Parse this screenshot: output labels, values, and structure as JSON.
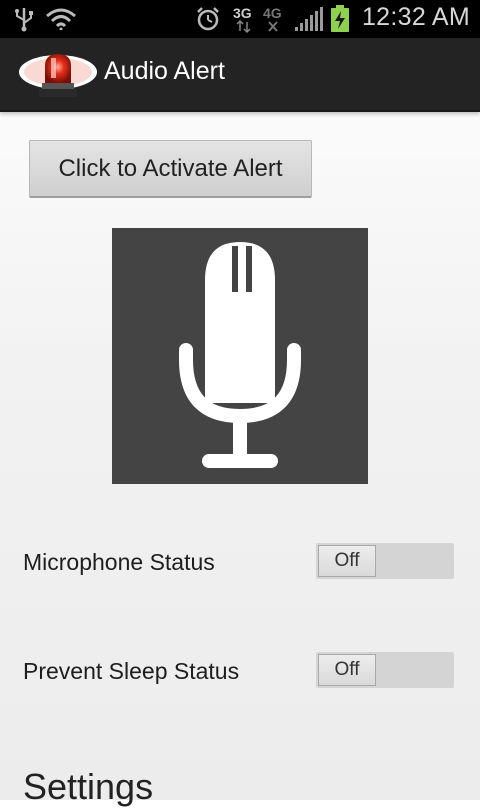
{
  "status_bar": {
    "time": "12:32 AM",
    "network_3g": "3G",
    "network_4g": "4G",
    "icons": [
      "usb-icon",
      "wifi-icon",
      "alarm-icon",
      "network-3g-icon",
      "network-4g-icon",
      "signal-icon",
      "battery-charging-icon"
    ]
  },
  "app": {
    "title": "Audio Alert",
    "icon": "alarm-siren-icon"
  },
  "main": {
    "activate_label": "Click to Activate Alert",
    "microphone": {
      "label": "Microphone Status",
      "toggle_state": "Off"
    },
    "prevent_sleep": {
      "label": "Prevent Sleep Status",
      "toggle_state": "Off"
    },
    "settings_heading": "Settings"
  }
}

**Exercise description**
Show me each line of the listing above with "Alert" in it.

**Result for this exercise**
    "title": "Audio Alert",
    "activate_label": "Click to Activate Alert",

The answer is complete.